Erickson, Marilyn C., Liao, Jye-Yin, Payton, Alison S., Cook, Peter W., Den Bakker, Henk C., Bautista, Jesus, Pérez, Juan Carlos Díaz
International journal of food microbiology 2019 v.291 pp. 197-204
Escherichia coli O157, Salmonella, anti-infective agents, antioxidant activity, cultivars, enrichment culture, enteropathogens, field experimentation, food pathogens, genotype, growth chambers, leaves, lettuce, risk reduction, spraying
Plant genotype has been advocated to have an important role in the fate of enteric pathogens residing in lettuce foliage. This study was therefore undertaken under the premise that different pathogen responses could occur in lettuce cultivars with cultivar selection being one of several hurdles in an overall strategy for controlling foodborne pathogens on field-grown produce. Up to eight lettuce cultivars (‘Gabriella’, ‘Green Star’, ‘Muir’, ‘New Red Fire’, ‘Coastal Star’, ‘Starfighter’, ‘Tropicana’, and ‘Two Star’) were examined in these experiments in which the plants were subjected to spray contamination of their foliage with pathogens.

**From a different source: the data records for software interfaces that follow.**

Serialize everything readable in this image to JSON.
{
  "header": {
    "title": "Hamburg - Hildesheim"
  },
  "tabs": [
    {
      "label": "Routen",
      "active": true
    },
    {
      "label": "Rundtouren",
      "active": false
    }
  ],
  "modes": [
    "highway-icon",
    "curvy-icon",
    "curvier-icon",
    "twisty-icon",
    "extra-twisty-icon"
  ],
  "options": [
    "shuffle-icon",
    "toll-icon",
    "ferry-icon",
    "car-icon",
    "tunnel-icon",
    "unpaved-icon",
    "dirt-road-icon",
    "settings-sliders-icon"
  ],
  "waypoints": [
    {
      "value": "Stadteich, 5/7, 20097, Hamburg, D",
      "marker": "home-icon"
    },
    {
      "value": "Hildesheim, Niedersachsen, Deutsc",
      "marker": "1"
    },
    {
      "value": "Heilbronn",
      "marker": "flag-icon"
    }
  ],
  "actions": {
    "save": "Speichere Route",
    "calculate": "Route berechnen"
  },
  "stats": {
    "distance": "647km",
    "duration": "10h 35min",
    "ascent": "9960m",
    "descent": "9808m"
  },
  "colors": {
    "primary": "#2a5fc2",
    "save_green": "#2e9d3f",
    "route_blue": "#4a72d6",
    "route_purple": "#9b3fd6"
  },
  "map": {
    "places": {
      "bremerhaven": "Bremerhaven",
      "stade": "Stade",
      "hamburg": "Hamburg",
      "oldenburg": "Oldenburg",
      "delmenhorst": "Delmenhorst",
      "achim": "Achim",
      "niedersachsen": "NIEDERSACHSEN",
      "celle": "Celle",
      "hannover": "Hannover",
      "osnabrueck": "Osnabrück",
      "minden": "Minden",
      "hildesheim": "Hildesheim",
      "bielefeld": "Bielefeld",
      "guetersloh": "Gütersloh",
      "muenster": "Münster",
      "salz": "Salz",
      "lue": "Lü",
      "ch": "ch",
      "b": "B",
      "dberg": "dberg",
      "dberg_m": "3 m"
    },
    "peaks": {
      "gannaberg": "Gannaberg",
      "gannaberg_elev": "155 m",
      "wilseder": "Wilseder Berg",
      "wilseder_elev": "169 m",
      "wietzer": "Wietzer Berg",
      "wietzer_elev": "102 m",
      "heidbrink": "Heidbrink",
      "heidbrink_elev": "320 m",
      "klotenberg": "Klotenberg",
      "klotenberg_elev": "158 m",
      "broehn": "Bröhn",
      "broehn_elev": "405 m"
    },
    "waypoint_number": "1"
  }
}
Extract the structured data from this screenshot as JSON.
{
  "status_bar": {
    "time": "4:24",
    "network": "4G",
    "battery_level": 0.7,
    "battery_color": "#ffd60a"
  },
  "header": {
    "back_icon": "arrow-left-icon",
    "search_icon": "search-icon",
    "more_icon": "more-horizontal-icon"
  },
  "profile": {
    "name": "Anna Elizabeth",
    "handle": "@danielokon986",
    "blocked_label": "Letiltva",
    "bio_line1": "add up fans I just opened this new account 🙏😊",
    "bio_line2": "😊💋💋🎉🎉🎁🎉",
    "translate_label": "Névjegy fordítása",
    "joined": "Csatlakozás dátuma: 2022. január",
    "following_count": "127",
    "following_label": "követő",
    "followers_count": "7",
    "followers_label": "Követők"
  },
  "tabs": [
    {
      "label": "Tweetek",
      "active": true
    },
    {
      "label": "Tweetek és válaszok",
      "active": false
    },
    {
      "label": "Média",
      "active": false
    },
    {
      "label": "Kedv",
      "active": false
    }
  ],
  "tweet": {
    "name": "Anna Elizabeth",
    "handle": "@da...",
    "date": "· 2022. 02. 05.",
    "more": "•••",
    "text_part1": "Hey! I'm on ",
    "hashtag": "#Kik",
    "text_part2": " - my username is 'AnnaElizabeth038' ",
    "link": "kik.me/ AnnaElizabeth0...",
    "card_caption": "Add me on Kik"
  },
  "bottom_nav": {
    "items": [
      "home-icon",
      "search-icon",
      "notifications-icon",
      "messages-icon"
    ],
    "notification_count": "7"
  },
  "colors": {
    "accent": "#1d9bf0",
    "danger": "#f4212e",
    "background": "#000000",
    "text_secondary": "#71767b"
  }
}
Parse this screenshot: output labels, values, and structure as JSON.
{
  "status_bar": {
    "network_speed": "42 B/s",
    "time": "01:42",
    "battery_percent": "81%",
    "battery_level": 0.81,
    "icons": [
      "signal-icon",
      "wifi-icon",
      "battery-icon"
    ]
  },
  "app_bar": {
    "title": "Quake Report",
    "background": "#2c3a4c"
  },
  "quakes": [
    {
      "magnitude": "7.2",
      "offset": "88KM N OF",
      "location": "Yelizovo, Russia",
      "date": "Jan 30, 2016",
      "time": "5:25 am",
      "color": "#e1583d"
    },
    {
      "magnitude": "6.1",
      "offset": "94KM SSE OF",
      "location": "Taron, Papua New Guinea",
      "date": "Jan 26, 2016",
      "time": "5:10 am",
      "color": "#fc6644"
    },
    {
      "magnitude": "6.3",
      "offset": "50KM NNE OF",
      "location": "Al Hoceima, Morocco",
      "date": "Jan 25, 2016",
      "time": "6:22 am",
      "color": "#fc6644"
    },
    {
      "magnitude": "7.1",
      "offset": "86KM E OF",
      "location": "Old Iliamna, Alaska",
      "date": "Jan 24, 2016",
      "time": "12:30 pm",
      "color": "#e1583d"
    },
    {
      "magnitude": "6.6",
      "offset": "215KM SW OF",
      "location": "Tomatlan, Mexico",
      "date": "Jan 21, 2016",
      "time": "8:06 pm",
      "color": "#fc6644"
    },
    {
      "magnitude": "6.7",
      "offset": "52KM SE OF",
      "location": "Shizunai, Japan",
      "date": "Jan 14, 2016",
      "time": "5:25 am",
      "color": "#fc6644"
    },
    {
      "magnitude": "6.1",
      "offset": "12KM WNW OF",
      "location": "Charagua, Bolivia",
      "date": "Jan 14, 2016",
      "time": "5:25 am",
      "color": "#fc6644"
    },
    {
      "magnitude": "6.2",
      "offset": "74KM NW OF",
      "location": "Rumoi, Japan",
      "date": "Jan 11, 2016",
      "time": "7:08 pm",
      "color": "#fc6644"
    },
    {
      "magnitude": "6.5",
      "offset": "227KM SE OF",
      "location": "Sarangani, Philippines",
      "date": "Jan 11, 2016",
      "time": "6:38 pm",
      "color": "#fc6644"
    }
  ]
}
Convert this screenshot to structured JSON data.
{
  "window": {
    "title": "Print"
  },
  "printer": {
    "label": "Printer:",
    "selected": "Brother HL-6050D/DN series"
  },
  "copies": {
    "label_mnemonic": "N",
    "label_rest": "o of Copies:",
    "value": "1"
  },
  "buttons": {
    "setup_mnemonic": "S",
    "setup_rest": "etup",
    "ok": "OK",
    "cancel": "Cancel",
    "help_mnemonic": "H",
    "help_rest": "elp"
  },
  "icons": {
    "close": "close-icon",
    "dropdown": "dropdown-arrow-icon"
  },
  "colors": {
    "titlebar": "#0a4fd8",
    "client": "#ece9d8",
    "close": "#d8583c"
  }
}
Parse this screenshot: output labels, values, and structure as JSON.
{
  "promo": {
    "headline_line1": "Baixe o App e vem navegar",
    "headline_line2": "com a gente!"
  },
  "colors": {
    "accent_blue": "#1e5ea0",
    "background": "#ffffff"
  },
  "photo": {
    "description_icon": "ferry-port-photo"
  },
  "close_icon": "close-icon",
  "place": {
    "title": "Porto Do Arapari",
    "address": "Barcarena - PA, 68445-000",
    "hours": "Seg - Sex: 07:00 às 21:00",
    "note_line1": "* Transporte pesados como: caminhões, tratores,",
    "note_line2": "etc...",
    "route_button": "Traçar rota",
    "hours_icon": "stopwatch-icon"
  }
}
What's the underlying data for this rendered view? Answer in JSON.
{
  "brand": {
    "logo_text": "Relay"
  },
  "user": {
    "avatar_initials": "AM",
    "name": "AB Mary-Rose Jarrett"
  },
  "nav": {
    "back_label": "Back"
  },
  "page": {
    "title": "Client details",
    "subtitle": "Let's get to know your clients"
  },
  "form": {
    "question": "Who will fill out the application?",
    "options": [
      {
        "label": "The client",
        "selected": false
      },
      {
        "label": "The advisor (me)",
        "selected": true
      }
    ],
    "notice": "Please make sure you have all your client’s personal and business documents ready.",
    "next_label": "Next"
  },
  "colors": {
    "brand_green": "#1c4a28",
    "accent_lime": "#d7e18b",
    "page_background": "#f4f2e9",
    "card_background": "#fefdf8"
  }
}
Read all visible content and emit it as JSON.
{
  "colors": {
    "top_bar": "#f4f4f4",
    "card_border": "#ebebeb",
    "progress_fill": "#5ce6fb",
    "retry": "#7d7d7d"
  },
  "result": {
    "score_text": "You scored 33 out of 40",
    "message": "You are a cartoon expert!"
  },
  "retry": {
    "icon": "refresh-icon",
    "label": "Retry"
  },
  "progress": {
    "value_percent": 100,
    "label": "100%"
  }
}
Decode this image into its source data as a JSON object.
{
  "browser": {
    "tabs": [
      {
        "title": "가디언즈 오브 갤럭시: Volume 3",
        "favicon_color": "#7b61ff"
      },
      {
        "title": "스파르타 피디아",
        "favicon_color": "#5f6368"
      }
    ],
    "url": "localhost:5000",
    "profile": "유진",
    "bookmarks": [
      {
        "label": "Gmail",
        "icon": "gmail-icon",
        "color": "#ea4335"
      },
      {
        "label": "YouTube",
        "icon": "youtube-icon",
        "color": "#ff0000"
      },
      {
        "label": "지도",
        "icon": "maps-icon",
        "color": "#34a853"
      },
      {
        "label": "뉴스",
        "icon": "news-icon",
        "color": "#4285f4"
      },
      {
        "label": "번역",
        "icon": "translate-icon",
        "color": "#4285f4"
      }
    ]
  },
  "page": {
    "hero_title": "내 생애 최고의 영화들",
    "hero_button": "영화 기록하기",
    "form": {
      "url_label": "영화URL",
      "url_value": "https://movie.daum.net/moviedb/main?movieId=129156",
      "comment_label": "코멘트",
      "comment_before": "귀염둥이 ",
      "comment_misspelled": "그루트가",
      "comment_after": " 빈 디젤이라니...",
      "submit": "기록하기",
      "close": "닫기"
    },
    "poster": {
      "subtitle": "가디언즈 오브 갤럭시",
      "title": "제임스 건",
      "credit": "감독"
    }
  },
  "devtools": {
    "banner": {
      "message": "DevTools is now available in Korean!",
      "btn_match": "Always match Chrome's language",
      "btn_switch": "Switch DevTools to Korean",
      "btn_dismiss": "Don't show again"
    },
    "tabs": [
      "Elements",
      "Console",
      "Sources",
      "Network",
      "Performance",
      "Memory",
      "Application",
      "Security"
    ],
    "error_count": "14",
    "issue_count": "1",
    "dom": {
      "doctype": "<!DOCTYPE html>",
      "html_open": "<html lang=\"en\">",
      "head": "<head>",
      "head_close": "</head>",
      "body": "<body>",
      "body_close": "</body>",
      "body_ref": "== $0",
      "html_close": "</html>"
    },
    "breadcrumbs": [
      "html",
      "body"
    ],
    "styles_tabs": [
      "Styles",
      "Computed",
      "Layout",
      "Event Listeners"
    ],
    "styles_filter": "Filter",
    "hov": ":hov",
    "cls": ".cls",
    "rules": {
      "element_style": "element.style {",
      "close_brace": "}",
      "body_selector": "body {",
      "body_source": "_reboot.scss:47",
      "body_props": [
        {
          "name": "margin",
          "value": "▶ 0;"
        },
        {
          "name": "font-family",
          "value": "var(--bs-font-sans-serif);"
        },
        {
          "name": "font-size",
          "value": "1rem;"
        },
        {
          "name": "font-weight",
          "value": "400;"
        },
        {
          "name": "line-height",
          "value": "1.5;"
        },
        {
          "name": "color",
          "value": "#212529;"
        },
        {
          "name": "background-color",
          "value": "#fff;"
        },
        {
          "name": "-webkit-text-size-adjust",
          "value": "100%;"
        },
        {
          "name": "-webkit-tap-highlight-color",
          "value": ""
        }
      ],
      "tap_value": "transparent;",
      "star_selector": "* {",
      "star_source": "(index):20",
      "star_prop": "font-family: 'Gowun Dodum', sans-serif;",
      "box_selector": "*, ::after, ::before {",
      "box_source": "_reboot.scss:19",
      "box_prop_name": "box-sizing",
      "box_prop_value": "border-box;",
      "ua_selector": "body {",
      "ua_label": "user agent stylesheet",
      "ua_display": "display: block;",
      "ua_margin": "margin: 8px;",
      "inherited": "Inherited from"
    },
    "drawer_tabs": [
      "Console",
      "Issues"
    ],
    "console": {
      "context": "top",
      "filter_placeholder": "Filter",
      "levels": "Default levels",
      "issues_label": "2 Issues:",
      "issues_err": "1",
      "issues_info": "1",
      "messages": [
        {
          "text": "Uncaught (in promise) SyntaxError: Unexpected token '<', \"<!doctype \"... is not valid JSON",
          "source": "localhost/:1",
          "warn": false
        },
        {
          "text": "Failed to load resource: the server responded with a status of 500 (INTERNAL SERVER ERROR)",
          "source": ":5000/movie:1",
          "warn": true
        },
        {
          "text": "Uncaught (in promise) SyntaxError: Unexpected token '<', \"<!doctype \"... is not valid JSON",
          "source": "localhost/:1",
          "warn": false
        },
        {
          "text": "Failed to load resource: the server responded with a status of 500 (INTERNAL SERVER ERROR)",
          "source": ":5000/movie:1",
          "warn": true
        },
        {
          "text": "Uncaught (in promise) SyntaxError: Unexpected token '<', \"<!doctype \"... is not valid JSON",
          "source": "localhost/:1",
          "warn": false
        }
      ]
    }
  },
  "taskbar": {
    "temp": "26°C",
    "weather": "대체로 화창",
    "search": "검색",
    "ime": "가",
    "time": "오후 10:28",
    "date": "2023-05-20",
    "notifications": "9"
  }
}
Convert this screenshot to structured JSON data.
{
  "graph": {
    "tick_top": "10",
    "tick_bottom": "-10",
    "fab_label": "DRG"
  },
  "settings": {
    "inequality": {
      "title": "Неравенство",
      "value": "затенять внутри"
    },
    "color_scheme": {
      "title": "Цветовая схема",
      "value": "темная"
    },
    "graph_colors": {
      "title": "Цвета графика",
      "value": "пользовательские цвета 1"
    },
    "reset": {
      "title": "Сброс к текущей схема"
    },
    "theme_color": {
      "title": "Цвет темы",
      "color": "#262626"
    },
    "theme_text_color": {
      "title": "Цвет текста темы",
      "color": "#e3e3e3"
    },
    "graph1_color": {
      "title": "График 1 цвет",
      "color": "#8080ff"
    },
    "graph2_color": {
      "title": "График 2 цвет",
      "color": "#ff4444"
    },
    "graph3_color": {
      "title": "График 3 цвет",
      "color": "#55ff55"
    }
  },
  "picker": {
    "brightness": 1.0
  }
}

In an experiment that addressed internalization of Salmonella, cultivar was determined to be a significant variable (P < 0.05) with ‘Gabriella’ and ‘Muir’ being the least and most likely to exhibit internalization of this pathogen, respectively. Furthermore, antimicrobials (total phenols and antioxidant capacity chemicals) could be part of the plant's defenses to resist internalization as there was an inverse relationship between the prevalence of internalization at 1 h and the levels of these antimicrobials (r = −0.75 to −0.80, P = 0.0312 to 0.0165). Internalized cells appeared to be transient residents in that across all cultivars, plants sampled 1 h after being sprayed were 3.5 times more likely to be positive for Salmonella than plants analyzed 24 h after spraying (95% CI from 1.5 to 8.2, P = 0.0035). The fate of surface-resident Salmonella and Escherichia coli O157:H7 was addressed in subsequent growth chamber and field experiments. In the growth chamber study, no effect of cultivar was manifested on the fate of either pathogen when plants were sampled up to 12 days after spray contamination of their foliage. However, in the field study, five days after spraying the plants, Salmonella contamination was significantly affected by cultivar (P < 0.05) and the following order of prevalence of contamination was observed: ‘Muir’ < ‘Gabriella’ < ‘Green Star’ = ‘New Red Fire’ < ‘Coastal Star’. Nine days after spray contamination of plants in the field, no effect of cultivar was exhibited due primarily to the low prevalence of contamination observed for Salmonella (8 of 300 plant samples positive by enrichment culture) and E. coli O157 (4 of 300 plant samples positive by enrichment culture). Given the narrow window of time during which cultivar differences were documented, it is unlikely that cultivar selection could serve as a viable option for reducing the microbiological risk associated with lettuce.